pp. 59-93

It is clear from the final stages of Amerika monogatari and Kafū's diary of 1906-1908 that it was the literature and lifestyle of France that captivated Kafū in New York. Given his view of America as merely a stepping-stone on the way to France, it is not surprising that the wish to complete his travels weighed heavily...

read more

3. Positioning the Observer: Kafū's "Orient" and Orientalism

pdf iconDownload PDF
pp. 95-132

Where Amerika monogatari constructed an image of America through contrast with Japan, and the beginnings of Furansu monogatari saw Kafū reveling in an idealized world of art and aesthetics, the latter part of Furansu monogatari turns to an examination of the wider world as Kafū leaves...

read more

4. Occidentalism: Contrast and Critique in the Returnee Stories

pdf iconDownload PDF
pp. 133-171

Through Amerika monogatari and Furansu monogatari, Kafū showed an increasing disillusionment with his home country, first in comparison to America and France, and then as the realization hit him that he must return to Japan. Where the young narrators of Furansu monogatari often...

read more

5. Resistance: Defining and Preserving the Japanese Self

pdf iconDownload PDF
pp. 173-233

Nagai Kafū's Returnee Stories laid out a challenge to the Japanese people, to discover the meaning of "Nihon to iu Originalité." Where Kafū's work of 1909-1910 puts forward an argument for preserving Japanese culture in the face of superficial Westernization, his writing after this period shows the working out of this argument...


pdf iconDownload PDF
pp. 235-250


pdf iconDownload PDF
pp. 251-261


pdf iconDownload PDF
pp. 263-289

Back Cover

pdf iconDownload PDF

E-ISBN-13: 9781438439082
E-ISBN-10: 1438439083
Print-ISBN-13: 9781438439075
Print-ISBN-10: 1438439075

Page Count: 272
Publication Year: 2011

OCLC Number: 794925094
MUSE Marc Record: Download for Nagai Kafu's Occidentalism

Research Areas


UPCC logo

Subject Headings
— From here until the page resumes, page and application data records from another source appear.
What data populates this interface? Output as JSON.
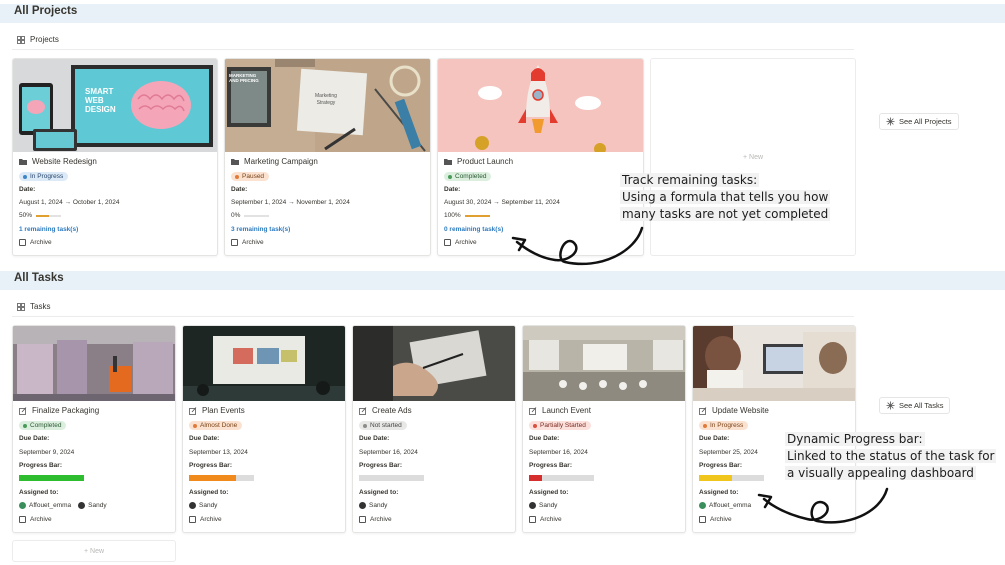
{
  "projects_section": {
    "title": "All Projects",
    "view_tab": "Projects",
    "see_all": "See All Projects",
    "new_label": "New"
  },
  "projects": [
    {
      "title": "Website Redesign",
      "status": "In Progress",
      "date_label": "Date:",
      "date": "August 1, 2024 → October 1, 2024",
      "percent_text": "50%",
      "percent": 0.5,
      "remaining": "1 remaining task(s)",
      "archive": "Archive",
      "cover_text_1": "SMART",
      "cover_text_2": "WEB",
      "cover_text_3": "DESIGN"
    },
    {
      "title": "Marketing Campaign",
      "status": "Paused",
      "date_label": "Date:",
      "date": "September 1, 2024 → November 1, 2024",
      "percent_text": "0%",
      "percent": 0,
      "remaining": "3 remaining task(s)",
      "archive": "Archive",
      "cover_text_1": "Marketing",
      "cover_text_2": "Strategy",
      "cover_text_3": "MARKETING AND PRICING"
    },
    {
      "title": "Product Launch",
      "status": "Completed",
      "date_label": "Date:",
      "date": "August 30, 2024 → September 11, 2024",
      "percent_text": "100%",
      "percent": 1,
      "remaining": "0 remaining task(s)",
      "archive": "Archive"
    }
  ],
  "tasks_section": {
    "title": "All Tasks",
    "view_tab": "Tasks",
    "see_all": "See All Tasks",
    "new_label": "New"
  },
  "tasks": [
    {
      "title": "Finalize Packaging",
      "status": "Completed",
      "due_label": "Due Date:",
      "due": "September 9, 2024",
      "progress_label": "Progress Bar:",
      "progress": 1,
      "assigned_label": "Assigned to:",
      "assignees": [
        "Affouet_emma",
        "Sandy"
      ],
      "archive": "Archive"
    },
    {
      "title": "Plan Events",
      "status": "Almost Done",
      "due_label": "Due Date:",
      "due": "September 13, 2024",
      "progress_label": "Progress Bar:",
      "progress": 0.72,
      "assigned_label": "Assigned to:",
      "assignees": [
        "Sandy"
      ],
      "archive": "Archive"
    },
    {
      "title": "Create Ads",
      "status": "Not started",
      "due_label": "Due Date:",
      "due": "September 16, 2024",
      "progress_label": "Progress Bar:",
      "progress": 0,
      "assigned_label": "Assigned to:",
      "assignees": [
        "Sandy"
      ],
      "archive": "Archive"
    },
    {
      "title": "Launch Event",
      "status": "Partially Started",
      "due_label": "Due Date:",
      "due": "September 16, 2024",
      "progress_label": "Progress Bar:",
      "progress": 0.2,
      "assigned_label": "Assigned to:",
      "assignees": [
        "Sandy"
      ],
      "archive": "Archive"
    },
    {
      "title": "Update Website",
      "status": "In Progress",
      "due_label": "Due Date:",
      "due": "September 25, 2024",
      "progress_label": "Progress Bar:",
      "progress": 0.5,
      "assigned_label": "Assigned to:",
      "assignees": [
        "Affouet_emma"
      ],
      "archive": "Archive"
    }
  ],
  "annotations": {
    "note1": [
      "Track remaining tasks:",
      "Using a formula that tells you how",
      "many tasks are not yet completed"
    ],
    "note2": [
      "Dynamic Progress bar:",
      "Linked to the status of the task for",
      "a visually appealing dashboard"
    ]
  },
  "colors": {
    "header_bg": "#e9f1f8",
    "link": "#2e7bc0",
    "in_progress": "#dbeaf6",
    "paused": "#fbe2d0",
    "completed": "#dcefdf",
    "almost_done": "#fbe2d0",
    "not_started": "#e8e8e6",
    "partially_started": "#fbe0dc",
    "bar_green": "#2ebd2e",
    "bar_orange": "#f08a1c",
    "bar_red": "#d62d2d",
    "bar_yellow": "#f0c51c"
  }
}
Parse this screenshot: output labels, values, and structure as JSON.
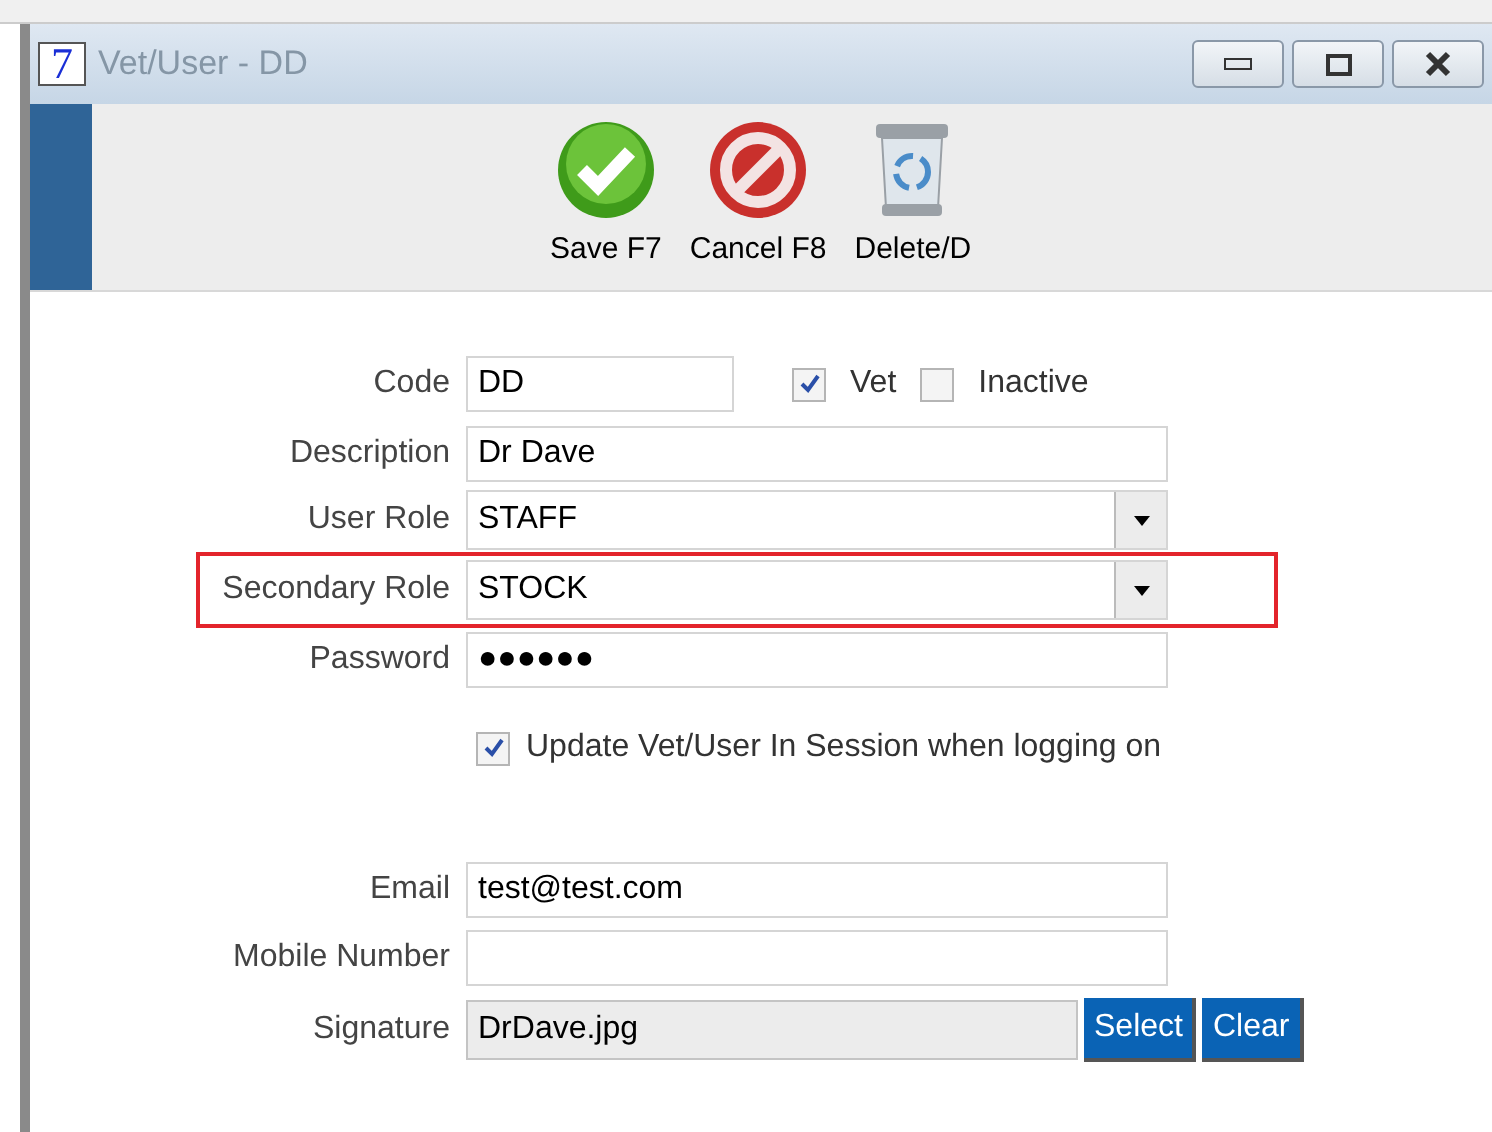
{
  "window": {
    "icon": "7",
    "title": "Vet/User - DD"
  },
  "toolbar": [
    {
      "kind": "save",
      "label": "Save F7"
    },
    {
      "kind": "cancel",
      "label": "Cancel F8"
    },
    {
      "kind": "delete",
      "label": "Delete/D"
    }
  ],
  "form": {
    "code": {
      "label": "Code",
      "value": "DD"
    },
    "checks": [
      {
        "label": "Vet",
        "checked": true
      },
      {
        "label": "Inactive",
        "checked": false
      }
    ],
    "fields": [
      {
        "kind": "text",
        "label": "Description",
        "value": "Dr Dave",
        "highlighted": false
      },
      {
        "kind": "dropdown",
        "label": "User Role",
        "value": "STAFF",
        "highlighted": false
      },
      {
        "kind": "dropdown",
        "label": "Secondary Role",
        "value": "STOCK",
        "highlighted": true
      },
      {
        "kind": "text",
        "label": "Password",
        "value": "●●●●●●",
        "highlighted": false
      }
    ],
    "session_check": {
      "label": "Update Vet/User In Session when logging on",
      "checked": true
    },
    "contact": [
      {
        "label": "Email",
        "value": "test@test.com"
      },
      {
        "label": "Mobile Number"
      }
    ],
    "signature": {
      "label": "Signature",
      "value": "DrDave.jpg",
      "buttons": [
        "Select",
        "Clear"
      ]
    }
  }
}
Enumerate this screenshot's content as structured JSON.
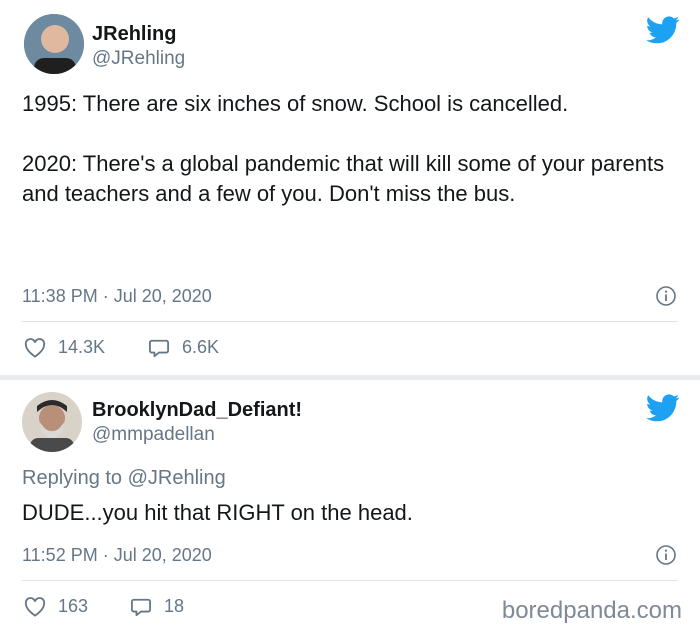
{
  "colors": {
    "twitter_blue": "#1da1f2",
    "muted": "#657786",
    "text": "#14171a"
  },
  "tweet1": {
    "name": "JRehling",
    "handle": "@JRehling",
    "text": "1995: There are six inches of snow. School is cancelled.\n\n2020: There's a global pandemic that will kill some of your parents and teachers and a few of you. Don't miss the bus.",
    "timestamp": "11:38 PM · Jul 20, 2020",
    "likes": "14.3K",
    "replies": "6.6K"
  },
  "tweet2": {
    "name": "BrooklynDad_Defiant!",
    "handle": "@mmpadellan",
    "replying_to": "Replying to @JRehling",
    "text": "DUDE...you hit that RIGHT on the head.",
    "timestamp": "11:52 PM · Jul 20, 2020",
    "likes": "163",
    "replies": "18"
  },
  "watermark": "boredpanda.com",
  "icons": [
    "twitter-bird-icon",
    "info-icon",
    "heart-icon",
    "speech-bubble-icon"
  ]
}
  • Nagai, Kafū, 1879-1959 -- Criticism and interpretation.
  • Civilization, Western, in literature.
  • East and West in literature.
  • Japan -- In literature.
  • You have access to this content
  • Free sample
  • Open Access
  • Restricted Access